How long does it take you to do what your customers want? Not just the first part, but the whole of it? 1. The Pattern I see this pattern commonly replicated across service industries. It involves a very short spike of activity (e.g. 5-20 minutes) followed by a lengthy delay where something is sent to the customer and the organisation waits for the return. This is followed by a 2nd spike of activity which in turn is followed by another lengthy delay. Depending on the bureaucracy involved, this process may involve several rounds of spike and delay, each adding to the overall delay in service for the customer and, most likely, increasing failure demand on the organisation. 2. Some Samples Let’s have a look at a few industries and see how this pattern plays out: 2a. Retail Industry Take for […]

Fundamentals of Process Mapping – Introducing Subprocesses Part 4

Posted Posted in Articles

From what we have seen so far, we’d have 3 separate, but related process models. One for each of the following: Buy a Book Choose a Book Pay for Book Numbering the processes Some of that was getting difficult to describe. The fact that Pay for Book is a process step in one diagram and a whole process was causing some difficulties in describing the relationship. I’d recommend reading through it again, slower this time, checking that you are certain which process step is being to referred to at each point. Some standards help understanding by providing a key to each process step. The most common method is to assign a unique number to each process. The benefit of this is that you can define the process once (e.g. say we define “check stock level”) and then we can use it elsewhere […]

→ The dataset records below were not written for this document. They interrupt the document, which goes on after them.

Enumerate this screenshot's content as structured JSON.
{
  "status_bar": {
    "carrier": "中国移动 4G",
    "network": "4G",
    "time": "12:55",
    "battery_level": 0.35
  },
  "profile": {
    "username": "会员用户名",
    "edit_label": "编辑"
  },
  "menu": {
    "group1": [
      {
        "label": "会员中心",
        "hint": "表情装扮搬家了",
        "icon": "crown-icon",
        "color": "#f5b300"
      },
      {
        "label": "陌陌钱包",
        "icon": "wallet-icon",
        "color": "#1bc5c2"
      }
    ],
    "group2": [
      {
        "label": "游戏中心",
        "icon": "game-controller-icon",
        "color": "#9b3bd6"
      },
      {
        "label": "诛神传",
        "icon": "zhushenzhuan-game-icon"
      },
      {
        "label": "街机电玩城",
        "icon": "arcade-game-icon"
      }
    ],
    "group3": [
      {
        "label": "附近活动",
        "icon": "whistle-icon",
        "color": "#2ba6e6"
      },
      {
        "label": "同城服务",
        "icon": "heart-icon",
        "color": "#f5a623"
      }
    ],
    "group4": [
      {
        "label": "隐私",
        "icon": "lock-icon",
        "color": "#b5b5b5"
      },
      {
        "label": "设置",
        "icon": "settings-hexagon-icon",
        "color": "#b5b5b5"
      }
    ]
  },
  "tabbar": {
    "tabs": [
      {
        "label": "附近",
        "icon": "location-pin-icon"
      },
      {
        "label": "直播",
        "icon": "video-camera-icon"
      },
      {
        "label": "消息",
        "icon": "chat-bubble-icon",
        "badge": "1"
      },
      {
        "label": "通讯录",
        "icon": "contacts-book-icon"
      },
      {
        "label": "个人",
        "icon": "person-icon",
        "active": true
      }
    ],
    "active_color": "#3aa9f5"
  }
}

What’s in a process?

Posted Posted in Articles

I’ve had a view for a number of years now that a process cannot be described with just a process map. Well, not in its entirety. A standard process map usually consists of rectangular boxes linked with arrows. Better process maps have some variety in the size and shape of boxes representing the variety of actions and decisions that occur at the process steps. When good, these process maps conform to BPMN, UML (Activity Diagrams) or other similar standards. When bad, there can be missing outcomes from decision points, missing references to other processes or references to missing processes and so on, the list goes on. How Deep? However, no matter how good the process map, they cannot completely describe the process. Take the instance of capturing an AS-IS process, perhaps during the check phase of lean systems. A process map would only give […]

Yorkminster

Service Redesign

Posted Posted in Service Redesign

Are you designing a service or transforming an existing service? For redesign, we help organisations to reform teams more logically and change the way that they work resulting in more efficient processes. This is more structured and more logical than older BPR (Business Process Redesign) concepts as we’re heavily influenced by Lean but in a service environment. At the smaller end of the scale, there are service improvement engagements and delivering strategies and methods for continual improvement. We can’t implement the continual improvement for you; that has to come from within your own organisation, but we can be there with you on your journey. For new services, we assist organisations in developing their new operating models. At this level, it’s not the strategic target operating model, it’s a more tactical design that has to be workable in a live situation with […]